> [What you have to do]:
Reproduce exactly the lines from the line containing "Give me the" through the end of the records below, including both ends, and nothing else.

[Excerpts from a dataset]
○ ○ ○

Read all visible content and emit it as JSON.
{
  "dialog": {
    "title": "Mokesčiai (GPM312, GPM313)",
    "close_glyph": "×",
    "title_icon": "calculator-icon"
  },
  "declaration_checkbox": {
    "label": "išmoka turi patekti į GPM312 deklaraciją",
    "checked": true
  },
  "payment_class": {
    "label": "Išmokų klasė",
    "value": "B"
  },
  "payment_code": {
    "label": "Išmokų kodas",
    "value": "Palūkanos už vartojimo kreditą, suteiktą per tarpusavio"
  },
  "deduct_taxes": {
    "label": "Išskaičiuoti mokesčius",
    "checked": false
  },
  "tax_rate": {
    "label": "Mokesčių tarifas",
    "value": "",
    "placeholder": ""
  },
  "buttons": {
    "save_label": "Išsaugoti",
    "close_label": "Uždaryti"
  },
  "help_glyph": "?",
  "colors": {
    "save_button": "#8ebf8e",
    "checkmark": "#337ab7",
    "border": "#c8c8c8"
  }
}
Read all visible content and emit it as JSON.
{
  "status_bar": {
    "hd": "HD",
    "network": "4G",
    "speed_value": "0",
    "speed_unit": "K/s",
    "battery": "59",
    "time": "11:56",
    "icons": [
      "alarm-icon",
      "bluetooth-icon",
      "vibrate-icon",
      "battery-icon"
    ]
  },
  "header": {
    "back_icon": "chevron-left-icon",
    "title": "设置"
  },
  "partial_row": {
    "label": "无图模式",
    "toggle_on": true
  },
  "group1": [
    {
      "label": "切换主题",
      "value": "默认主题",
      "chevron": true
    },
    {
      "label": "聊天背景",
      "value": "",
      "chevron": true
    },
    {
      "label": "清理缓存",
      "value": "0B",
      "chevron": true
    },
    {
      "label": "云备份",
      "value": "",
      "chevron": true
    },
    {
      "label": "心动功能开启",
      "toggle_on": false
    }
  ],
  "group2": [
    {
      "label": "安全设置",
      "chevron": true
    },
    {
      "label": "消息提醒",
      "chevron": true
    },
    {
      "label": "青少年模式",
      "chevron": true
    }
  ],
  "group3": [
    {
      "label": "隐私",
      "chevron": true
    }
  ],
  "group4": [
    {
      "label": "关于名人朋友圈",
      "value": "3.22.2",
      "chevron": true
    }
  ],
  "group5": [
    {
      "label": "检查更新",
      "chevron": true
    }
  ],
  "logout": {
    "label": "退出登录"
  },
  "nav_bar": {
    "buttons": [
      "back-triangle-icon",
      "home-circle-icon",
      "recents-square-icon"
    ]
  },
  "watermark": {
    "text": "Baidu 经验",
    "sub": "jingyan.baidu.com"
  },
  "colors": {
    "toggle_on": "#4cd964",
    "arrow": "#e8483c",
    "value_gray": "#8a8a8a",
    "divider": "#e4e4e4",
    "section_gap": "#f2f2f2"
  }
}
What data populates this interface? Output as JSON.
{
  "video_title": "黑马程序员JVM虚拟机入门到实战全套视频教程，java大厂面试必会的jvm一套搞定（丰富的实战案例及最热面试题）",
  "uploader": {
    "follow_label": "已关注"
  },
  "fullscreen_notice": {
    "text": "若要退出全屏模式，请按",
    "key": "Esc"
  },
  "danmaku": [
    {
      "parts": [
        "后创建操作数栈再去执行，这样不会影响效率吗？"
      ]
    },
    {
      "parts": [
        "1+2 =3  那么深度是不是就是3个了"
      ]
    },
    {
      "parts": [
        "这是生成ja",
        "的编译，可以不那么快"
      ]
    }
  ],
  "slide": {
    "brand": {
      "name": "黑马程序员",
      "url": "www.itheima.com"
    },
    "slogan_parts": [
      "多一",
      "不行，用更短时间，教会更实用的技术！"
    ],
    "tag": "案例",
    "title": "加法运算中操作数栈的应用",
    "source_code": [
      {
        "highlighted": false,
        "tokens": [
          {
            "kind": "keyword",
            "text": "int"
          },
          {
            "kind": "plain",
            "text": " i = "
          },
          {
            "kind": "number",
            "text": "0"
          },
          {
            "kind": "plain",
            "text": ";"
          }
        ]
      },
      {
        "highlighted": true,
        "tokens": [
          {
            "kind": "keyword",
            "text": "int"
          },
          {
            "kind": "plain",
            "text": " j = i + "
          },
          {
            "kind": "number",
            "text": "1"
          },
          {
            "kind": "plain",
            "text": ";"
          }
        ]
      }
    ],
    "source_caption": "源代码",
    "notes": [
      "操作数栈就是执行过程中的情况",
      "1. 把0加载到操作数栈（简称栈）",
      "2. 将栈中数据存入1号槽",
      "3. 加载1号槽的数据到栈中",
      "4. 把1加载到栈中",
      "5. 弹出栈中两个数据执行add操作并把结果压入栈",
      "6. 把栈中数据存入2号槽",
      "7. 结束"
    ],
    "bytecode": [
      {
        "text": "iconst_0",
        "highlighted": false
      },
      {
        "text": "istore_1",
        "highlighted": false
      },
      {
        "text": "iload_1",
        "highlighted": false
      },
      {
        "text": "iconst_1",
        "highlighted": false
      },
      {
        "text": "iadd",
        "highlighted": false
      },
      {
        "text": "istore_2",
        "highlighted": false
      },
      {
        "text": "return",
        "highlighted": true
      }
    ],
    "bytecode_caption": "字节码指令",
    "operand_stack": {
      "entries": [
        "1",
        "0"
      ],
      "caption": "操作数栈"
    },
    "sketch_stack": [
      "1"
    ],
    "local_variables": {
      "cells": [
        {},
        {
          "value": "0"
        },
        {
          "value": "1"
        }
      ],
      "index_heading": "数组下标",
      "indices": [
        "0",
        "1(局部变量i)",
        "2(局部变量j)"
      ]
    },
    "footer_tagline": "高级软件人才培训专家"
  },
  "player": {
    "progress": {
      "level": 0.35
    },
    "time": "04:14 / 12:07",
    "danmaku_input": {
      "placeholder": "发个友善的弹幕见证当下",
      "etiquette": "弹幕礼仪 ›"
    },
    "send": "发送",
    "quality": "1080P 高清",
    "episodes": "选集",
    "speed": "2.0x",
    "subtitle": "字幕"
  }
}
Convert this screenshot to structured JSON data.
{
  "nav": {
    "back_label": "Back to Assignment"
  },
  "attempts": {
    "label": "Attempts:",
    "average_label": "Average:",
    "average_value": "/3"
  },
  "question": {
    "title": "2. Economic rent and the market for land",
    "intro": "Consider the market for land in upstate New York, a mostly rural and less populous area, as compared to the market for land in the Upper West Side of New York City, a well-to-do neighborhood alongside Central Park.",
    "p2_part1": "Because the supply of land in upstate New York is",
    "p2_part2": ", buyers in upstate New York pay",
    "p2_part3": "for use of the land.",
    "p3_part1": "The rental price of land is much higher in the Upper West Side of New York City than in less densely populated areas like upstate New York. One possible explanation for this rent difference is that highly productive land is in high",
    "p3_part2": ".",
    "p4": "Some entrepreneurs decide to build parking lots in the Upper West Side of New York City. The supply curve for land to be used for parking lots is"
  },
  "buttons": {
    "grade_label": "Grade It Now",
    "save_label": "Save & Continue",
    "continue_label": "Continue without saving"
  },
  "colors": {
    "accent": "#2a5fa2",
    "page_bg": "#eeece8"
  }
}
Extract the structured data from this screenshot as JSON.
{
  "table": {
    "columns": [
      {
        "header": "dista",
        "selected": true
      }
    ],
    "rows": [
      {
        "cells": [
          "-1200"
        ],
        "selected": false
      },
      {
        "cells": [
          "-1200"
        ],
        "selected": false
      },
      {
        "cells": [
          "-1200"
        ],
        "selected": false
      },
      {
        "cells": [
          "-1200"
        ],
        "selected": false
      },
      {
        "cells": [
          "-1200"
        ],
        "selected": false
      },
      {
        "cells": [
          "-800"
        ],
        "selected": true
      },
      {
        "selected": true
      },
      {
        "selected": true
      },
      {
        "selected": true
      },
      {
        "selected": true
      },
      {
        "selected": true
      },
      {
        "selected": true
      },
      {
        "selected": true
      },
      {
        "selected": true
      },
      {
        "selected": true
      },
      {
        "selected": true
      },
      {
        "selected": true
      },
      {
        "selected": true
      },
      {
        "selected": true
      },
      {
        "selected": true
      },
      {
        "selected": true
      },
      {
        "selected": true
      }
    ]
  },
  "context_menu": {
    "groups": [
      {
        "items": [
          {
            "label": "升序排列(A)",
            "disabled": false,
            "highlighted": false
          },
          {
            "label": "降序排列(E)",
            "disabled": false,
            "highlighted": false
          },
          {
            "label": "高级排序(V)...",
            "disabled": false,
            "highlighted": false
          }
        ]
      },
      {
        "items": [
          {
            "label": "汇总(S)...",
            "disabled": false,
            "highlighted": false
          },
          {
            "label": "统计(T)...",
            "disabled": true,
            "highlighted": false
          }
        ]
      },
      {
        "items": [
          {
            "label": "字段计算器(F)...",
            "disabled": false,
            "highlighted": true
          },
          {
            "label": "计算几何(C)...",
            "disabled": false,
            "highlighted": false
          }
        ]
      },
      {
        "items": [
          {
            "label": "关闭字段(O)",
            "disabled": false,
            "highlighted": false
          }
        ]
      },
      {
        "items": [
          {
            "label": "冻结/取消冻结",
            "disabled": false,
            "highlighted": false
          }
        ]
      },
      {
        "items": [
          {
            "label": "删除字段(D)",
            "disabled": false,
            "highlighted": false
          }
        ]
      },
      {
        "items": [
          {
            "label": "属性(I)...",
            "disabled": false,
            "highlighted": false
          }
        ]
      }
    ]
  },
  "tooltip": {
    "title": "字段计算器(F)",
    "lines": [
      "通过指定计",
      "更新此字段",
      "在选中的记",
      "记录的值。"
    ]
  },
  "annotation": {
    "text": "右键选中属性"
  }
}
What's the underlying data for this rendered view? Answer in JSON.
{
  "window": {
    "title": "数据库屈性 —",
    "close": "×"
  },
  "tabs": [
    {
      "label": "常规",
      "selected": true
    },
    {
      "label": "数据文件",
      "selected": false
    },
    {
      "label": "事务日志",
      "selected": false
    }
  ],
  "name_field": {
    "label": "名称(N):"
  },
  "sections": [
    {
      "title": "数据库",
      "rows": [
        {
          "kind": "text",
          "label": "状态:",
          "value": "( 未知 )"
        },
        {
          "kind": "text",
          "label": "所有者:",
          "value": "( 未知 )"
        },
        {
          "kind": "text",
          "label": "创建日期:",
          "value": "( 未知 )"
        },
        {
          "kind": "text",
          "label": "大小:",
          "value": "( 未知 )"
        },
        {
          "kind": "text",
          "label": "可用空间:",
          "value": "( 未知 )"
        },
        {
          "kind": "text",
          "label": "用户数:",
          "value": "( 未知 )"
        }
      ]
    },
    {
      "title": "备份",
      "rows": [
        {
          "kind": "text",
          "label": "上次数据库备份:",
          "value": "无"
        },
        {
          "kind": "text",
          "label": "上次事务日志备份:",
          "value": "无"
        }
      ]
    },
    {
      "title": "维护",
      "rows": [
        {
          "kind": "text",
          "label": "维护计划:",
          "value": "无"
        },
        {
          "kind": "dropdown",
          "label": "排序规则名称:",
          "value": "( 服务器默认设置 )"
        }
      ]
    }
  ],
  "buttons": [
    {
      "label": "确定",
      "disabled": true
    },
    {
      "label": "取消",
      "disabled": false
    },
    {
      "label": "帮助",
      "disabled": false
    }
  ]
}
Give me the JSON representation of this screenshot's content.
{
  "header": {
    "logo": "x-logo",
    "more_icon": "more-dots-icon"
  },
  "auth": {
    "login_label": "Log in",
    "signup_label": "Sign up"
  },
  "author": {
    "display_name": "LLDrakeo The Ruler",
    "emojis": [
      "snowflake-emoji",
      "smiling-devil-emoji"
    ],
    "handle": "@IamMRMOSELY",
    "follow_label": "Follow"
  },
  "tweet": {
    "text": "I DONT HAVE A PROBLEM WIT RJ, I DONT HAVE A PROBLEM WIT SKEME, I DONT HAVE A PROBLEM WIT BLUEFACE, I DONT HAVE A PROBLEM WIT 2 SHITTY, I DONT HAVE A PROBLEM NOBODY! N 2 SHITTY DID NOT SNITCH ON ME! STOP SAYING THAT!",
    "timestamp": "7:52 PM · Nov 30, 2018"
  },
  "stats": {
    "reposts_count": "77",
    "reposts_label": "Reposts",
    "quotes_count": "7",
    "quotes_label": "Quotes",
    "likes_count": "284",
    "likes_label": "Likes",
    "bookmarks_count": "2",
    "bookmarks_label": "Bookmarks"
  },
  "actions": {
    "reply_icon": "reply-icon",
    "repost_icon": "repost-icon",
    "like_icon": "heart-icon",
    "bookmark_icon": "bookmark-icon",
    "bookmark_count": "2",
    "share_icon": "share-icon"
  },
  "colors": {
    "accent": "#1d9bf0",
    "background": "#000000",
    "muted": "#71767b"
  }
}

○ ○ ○

> [Result of this task]:
Give me the JSON representation of this screenshot's content.
{
  "header": {
    "logo": "x-logo",
    "more_icon": "more-dots-icon"
  },
  "auth": {
    "login_label": "Log in",
    "signup_label": "Sign up"
  },
  "author": {
    "display_name": "LLDrakeo The Ruler",
    "emojis": [
      "snowflake-emoji",
      "smiling-devil-emoji"
    ],
    "handle": "@IamMRMOSELY",
    "follow_label": "Follow"
  },
  "tweet": {
    "text": "I DONT HAVE A PROBLEM WIT RJ, I DONT HAVE A PROBLEM WIT SKEME, I DONT HAVE A PROBLEM WIT BLUEFACE, I DONT HAVE A PROBLEM WIT 2 SHITTY, I DONT HAVE A PROBLEM NOBODY! N 2 SHITTY DID NOT SNITCH ON ME! STOP SAYING THAT!",
    "timestamp": "7:52 PM · Nov 30, 2018"
  },
  "stats": {
    "reposts_count": "77",
    "reposts_label": "Reposts",
    "quotes_count": "7",
    "quotes_label": "Quotes",
    "likes_count": "284",
    "likes_label": "Likes",
    "bookmarks_count": "2",
    "bookmarks_label": "Bookmarks"
  },
  "actions": {
    "reply_icon": "reply-icon",
    "repost_icon": "repost-icon",
    "like_icon": "heart-icon",
    "bookmark_icon": "bookmark-icon",
    "bookmark_count": "2",
    "share_icon": "share-icon"
  },
  "colors": {
    "accent": "#1d9bf0",
    "background": "#000000",
    "muted": "#71767b"
  }
}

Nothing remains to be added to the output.